“When songwriting and producing, it is important to always keep the main things as the main things. The more clutter in your song, the more diluted your final product will be, and the harder it will be for the listener to connect and consume it.

“With that said, every detail does matter, but better to focus on the details of what matters most (ie, lead instrument sounds/drums/bass/vocals) than to get lost in layering random nonsense and fills.”

2. Texture is everything

“The most important thing to me when writing to a beat, producing a track, and all the way to the mixing stage is the texture of how every piece of your sonic puzzle fits together. Sometimes your 'best sounds' are not the right sounds for a given song or feeling. For example, a clicky kick drum works great in certain kinds of dance music, but for a pop song with tons of acoustic guitar, something like that would stick out like a sore thumb.

“Additionally, I try and lay tuned ambiences around my main instruments, so that the main thing feels like it has a bed to rest on, and a unique space around it. Texture is everything!”

3. Try and put your consumer hat on
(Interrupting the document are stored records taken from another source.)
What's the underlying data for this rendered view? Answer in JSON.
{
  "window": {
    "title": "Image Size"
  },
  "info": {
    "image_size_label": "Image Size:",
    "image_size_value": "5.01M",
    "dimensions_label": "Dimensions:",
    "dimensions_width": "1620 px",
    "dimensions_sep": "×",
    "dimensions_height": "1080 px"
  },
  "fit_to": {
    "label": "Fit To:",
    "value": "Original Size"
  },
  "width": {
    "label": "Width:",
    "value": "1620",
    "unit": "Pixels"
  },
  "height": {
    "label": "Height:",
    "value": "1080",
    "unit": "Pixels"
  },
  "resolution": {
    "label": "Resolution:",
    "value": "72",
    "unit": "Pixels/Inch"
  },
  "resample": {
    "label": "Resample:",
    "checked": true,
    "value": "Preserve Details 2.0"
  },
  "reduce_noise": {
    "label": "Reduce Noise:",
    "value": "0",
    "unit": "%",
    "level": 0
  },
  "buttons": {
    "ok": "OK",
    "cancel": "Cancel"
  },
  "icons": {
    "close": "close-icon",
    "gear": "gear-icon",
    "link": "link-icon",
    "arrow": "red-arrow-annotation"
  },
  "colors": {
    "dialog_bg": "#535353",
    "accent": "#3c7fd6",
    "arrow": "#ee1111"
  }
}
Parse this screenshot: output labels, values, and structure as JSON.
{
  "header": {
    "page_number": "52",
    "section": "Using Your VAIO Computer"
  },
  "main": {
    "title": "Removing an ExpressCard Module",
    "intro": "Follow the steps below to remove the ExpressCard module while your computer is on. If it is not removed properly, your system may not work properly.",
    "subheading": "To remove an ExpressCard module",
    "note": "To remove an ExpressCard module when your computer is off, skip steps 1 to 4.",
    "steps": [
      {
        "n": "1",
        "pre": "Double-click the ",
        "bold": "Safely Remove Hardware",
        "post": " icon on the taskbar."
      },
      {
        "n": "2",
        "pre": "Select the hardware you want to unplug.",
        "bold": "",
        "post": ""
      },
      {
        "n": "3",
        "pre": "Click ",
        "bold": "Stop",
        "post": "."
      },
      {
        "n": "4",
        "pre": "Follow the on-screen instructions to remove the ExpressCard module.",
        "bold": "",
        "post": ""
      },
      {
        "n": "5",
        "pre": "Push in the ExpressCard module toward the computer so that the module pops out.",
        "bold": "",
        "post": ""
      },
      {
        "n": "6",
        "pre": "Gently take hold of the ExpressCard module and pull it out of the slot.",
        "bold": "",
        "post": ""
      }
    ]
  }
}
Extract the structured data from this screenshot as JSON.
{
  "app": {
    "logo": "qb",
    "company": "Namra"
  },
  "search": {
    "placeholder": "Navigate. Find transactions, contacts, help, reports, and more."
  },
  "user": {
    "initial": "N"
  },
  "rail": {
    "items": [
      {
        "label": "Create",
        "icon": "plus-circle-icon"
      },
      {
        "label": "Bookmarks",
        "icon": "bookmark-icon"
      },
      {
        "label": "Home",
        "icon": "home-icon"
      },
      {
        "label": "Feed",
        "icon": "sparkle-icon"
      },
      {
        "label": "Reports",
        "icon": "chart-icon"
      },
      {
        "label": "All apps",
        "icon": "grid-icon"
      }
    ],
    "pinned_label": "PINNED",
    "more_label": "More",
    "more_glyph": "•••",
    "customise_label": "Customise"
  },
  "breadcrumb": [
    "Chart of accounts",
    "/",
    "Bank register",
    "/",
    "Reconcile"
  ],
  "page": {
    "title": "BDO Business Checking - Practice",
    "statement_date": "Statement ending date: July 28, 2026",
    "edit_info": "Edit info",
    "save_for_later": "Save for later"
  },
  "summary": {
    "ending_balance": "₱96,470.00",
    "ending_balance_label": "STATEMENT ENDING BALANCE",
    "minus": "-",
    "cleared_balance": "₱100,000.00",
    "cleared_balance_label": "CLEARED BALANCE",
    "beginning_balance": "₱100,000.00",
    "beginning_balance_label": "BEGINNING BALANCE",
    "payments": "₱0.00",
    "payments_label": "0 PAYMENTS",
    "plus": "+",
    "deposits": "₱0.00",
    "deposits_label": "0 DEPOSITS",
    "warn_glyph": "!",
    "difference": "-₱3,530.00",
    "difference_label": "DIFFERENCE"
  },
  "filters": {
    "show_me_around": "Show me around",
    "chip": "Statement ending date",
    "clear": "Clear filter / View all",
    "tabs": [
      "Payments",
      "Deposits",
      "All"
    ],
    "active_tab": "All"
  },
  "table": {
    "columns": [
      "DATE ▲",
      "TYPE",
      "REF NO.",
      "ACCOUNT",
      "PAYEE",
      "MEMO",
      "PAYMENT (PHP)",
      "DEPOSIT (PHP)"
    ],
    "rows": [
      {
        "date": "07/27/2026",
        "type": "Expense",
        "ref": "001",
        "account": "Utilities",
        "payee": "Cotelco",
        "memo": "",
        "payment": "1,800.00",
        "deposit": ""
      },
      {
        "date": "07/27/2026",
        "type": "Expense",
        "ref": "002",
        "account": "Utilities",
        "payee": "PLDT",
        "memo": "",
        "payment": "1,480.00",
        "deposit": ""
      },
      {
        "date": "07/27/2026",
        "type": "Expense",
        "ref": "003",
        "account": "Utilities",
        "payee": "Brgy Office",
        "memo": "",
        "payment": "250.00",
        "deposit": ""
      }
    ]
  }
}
“I find that the more I learn about production, and the better I get, I sometimes fall into the trap of wanting to show off some new trick or technique, regardless of how it serves the overall texture or song. I think it is so important to listen back to your tracks asking ‘does this help the song?’ ‘Do consumers care about this tiny detail I’m forcing in just to flex’ - it's a humbling approach to simplicity, and hierarchy of sounds.

As soon as you start forcing things on yourself, and overthinking, music becomes more formulaic and less fun.

“The same thing applies to mixing - you could be the best guitar player and have a crazy performance, but it should never drown out the vocals (AKA your main thing).”

4. Keep it fun

“As soon as you start forcing things on yourself, and overthinking, music becomes more formulaic and less fun. Keep your studio or workspace feeling like someplace you enjoy being. Whether it's spending a few extra dollars on candles or a pillow or incense, $5 to $20 can change your whole work environment.”

5. Be you

"I keep seeing these "----- type beats" on SoundCloud and YouTube etc - It's amazing to be able to recreate people’s sound, and to learn from it, but it’s imperative that you learn to apply those techniques in a situation, rather than rely solely on them.”

Ben Rogerson

I’m the Deputy Editor of MusicRadar, having worked on the site since its launch in 2007. I previously spent eight years working on our sister magazine, Computer Music. I’ve been playing the piano, gigging in bands and failing to finish tracks at home for more than 30 years, 24 of which I’ve also spent writing about music and the ever-changing technology used to make it.